*** Block opens ***

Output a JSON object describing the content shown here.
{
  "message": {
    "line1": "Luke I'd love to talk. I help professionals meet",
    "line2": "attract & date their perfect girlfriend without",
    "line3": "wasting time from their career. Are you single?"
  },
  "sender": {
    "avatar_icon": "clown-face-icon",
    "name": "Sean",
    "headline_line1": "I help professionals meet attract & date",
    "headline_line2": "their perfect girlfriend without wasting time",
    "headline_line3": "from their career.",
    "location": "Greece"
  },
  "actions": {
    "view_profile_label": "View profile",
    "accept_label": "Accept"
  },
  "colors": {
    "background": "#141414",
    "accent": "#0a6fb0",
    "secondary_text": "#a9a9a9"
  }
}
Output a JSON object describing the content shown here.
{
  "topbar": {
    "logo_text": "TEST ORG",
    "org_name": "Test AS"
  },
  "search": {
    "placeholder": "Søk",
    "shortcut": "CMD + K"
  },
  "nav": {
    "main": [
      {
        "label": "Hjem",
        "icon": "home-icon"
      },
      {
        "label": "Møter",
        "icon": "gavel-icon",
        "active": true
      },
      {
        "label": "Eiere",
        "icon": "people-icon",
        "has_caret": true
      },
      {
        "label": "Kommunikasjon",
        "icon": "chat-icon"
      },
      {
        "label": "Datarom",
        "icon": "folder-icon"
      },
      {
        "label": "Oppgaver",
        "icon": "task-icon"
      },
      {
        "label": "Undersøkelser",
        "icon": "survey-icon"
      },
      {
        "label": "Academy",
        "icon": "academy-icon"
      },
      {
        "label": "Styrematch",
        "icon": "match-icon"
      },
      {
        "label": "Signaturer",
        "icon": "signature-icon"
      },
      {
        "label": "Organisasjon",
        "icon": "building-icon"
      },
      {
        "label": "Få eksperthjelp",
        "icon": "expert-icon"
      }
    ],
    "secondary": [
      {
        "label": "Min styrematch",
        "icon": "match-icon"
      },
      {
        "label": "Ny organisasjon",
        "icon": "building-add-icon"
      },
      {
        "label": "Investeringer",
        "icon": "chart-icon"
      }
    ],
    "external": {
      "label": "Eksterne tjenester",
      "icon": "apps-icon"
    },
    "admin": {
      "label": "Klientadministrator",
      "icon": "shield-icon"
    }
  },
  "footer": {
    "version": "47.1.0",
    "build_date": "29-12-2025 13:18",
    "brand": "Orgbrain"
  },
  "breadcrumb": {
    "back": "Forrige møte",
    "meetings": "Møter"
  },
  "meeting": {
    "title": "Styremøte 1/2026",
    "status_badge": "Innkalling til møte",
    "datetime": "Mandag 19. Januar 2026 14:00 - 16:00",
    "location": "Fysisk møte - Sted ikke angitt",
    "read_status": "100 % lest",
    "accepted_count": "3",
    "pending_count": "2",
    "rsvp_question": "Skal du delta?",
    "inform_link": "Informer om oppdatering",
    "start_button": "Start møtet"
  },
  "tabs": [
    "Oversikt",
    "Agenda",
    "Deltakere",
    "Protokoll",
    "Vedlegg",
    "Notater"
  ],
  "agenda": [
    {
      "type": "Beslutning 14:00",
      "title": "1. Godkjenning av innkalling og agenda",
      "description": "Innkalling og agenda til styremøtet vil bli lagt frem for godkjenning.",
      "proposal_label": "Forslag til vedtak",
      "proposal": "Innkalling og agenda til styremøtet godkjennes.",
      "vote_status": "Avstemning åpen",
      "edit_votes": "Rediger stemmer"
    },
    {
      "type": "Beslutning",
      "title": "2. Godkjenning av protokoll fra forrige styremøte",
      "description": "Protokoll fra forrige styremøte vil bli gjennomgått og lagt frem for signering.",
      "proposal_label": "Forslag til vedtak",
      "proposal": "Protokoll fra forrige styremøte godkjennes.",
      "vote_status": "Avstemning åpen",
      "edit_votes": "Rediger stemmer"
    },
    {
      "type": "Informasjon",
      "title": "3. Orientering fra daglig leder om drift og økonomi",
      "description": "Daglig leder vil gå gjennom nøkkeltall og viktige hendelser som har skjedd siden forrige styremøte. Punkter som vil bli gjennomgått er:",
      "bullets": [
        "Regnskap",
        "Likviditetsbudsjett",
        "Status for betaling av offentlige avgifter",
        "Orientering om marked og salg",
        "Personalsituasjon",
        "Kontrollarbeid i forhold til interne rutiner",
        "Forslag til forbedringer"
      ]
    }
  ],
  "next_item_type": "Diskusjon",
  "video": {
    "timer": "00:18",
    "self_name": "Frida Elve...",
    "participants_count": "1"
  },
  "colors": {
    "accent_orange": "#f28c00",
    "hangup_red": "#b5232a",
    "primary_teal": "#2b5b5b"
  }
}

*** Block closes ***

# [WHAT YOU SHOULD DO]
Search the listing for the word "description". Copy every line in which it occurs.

# [EXERCISE RESULT]
      "description": "Innkalling og agenda til styremøtet vil bli lagt frem for godkjenning.",
      "description": "Protokoll fra forrige styremøte vil bli gjennomgått og lagt frem for signering.",
      "description": "Daglig leder vil gå gjennom nøkkeltall og viktige hendelser som har skjedd siden forrige styremøte. Punkter som vil bli gjennomgått er:",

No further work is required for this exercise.